### INPUT DATA

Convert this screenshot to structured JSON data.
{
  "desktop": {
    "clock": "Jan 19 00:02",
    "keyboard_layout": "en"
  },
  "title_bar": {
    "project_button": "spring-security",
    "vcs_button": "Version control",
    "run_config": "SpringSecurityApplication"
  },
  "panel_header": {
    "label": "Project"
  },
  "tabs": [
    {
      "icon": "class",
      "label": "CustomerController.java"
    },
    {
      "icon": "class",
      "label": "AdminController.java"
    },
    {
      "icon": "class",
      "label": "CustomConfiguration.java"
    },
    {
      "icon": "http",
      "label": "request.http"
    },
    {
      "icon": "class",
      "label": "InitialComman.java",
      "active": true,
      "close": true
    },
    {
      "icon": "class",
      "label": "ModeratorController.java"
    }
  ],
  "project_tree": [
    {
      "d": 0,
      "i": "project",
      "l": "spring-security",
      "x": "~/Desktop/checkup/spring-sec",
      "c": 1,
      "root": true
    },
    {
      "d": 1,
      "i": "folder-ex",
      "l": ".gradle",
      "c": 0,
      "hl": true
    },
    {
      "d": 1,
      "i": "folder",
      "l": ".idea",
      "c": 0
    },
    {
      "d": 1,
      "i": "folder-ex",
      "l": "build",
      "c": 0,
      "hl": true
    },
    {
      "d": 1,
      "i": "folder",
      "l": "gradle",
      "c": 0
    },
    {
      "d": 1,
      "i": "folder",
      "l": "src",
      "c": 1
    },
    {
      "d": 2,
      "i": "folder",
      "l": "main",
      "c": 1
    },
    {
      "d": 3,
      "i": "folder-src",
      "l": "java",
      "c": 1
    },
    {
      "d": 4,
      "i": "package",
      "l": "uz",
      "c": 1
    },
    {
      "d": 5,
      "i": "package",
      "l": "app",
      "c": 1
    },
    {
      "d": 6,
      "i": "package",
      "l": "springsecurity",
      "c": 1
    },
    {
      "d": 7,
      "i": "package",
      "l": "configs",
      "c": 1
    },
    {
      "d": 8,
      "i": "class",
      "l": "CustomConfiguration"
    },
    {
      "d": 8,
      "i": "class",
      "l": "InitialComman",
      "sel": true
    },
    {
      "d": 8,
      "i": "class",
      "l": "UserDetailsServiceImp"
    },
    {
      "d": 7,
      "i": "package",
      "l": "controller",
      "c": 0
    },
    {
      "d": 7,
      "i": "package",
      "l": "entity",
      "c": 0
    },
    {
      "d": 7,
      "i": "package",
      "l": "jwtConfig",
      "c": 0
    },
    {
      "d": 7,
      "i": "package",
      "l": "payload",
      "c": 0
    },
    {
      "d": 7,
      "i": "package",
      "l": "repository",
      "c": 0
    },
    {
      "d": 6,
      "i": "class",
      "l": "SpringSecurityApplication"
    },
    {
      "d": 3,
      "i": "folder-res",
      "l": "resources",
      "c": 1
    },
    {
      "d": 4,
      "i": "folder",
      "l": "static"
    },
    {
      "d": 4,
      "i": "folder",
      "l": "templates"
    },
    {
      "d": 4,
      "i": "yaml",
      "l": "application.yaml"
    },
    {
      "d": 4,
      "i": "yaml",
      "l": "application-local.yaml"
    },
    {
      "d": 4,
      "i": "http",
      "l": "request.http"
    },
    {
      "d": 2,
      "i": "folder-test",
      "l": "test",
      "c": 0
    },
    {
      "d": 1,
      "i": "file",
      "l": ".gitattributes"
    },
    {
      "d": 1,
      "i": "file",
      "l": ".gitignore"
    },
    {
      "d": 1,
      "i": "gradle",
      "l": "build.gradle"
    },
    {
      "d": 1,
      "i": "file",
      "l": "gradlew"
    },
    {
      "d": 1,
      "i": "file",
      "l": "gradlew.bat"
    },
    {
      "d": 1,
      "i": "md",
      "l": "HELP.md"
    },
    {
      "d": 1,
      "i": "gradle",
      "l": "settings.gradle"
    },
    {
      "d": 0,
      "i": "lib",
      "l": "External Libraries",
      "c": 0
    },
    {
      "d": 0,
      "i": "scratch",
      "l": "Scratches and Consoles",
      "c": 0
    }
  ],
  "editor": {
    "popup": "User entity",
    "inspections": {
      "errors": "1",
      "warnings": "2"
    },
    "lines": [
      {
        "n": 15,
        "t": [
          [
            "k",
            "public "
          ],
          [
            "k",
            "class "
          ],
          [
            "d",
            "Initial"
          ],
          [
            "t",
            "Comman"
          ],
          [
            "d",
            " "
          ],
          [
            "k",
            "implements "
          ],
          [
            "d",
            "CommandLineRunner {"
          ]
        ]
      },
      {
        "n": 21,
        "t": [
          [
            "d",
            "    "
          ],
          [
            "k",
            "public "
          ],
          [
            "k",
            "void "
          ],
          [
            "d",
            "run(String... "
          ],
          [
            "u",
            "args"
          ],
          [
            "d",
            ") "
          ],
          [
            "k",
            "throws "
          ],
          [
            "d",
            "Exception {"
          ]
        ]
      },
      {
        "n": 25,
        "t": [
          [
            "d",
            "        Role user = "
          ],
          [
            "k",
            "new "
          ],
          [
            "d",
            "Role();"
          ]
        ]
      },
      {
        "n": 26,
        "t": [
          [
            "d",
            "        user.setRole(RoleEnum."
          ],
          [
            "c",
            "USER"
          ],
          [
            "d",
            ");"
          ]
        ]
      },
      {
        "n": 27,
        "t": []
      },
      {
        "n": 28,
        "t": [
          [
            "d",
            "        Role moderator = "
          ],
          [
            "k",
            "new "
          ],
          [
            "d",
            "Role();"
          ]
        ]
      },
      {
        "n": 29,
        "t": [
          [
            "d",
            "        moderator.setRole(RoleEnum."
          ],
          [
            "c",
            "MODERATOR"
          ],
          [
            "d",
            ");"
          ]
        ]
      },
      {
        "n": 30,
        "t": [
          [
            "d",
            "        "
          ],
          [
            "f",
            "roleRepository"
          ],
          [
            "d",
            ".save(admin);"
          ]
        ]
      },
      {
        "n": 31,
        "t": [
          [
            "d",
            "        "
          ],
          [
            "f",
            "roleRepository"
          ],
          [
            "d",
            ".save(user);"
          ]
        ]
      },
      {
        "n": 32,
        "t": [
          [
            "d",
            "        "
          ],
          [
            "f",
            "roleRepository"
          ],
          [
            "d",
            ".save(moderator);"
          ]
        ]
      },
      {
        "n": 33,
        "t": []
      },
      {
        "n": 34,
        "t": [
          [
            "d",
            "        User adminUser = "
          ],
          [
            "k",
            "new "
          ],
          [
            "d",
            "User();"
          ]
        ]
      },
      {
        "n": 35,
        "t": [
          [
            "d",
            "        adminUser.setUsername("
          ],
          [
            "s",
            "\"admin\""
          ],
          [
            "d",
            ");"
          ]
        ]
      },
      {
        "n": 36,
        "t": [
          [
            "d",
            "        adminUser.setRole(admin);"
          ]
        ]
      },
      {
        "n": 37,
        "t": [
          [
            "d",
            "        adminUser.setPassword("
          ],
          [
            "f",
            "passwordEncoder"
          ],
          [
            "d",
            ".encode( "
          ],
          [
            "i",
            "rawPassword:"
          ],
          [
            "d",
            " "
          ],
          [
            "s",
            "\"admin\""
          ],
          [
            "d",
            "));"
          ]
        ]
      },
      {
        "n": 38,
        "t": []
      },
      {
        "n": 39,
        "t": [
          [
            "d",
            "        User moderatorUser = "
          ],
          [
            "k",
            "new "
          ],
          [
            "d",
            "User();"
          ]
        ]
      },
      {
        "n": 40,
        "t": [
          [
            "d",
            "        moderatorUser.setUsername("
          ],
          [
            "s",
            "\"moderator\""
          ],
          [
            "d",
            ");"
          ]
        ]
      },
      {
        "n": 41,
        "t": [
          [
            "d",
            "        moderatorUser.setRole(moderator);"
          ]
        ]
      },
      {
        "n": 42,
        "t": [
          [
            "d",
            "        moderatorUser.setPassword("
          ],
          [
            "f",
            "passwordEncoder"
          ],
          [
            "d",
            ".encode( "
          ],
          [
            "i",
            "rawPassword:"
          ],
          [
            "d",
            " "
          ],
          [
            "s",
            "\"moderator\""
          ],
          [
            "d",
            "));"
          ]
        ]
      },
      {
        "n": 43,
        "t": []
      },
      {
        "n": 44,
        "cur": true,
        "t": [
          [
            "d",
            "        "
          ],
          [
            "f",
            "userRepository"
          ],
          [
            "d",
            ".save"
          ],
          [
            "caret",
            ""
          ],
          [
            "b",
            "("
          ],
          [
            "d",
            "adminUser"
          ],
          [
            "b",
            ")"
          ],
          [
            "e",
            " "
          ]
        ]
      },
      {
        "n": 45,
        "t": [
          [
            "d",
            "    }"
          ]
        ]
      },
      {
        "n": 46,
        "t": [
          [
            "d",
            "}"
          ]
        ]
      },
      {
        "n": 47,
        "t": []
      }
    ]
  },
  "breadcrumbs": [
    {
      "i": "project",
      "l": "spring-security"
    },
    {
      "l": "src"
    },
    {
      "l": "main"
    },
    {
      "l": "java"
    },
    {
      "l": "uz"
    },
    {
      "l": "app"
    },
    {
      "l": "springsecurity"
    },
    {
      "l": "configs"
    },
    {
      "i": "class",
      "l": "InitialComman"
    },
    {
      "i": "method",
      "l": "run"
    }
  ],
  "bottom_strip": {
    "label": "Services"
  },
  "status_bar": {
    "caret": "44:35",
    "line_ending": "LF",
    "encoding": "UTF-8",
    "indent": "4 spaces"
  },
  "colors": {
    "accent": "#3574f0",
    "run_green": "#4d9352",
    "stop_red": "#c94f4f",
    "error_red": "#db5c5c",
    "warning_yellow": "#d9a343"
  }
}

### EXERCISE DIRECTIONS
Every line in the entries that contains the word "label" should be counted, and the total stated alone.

### RESPONSE TO THIS EXERCISE
8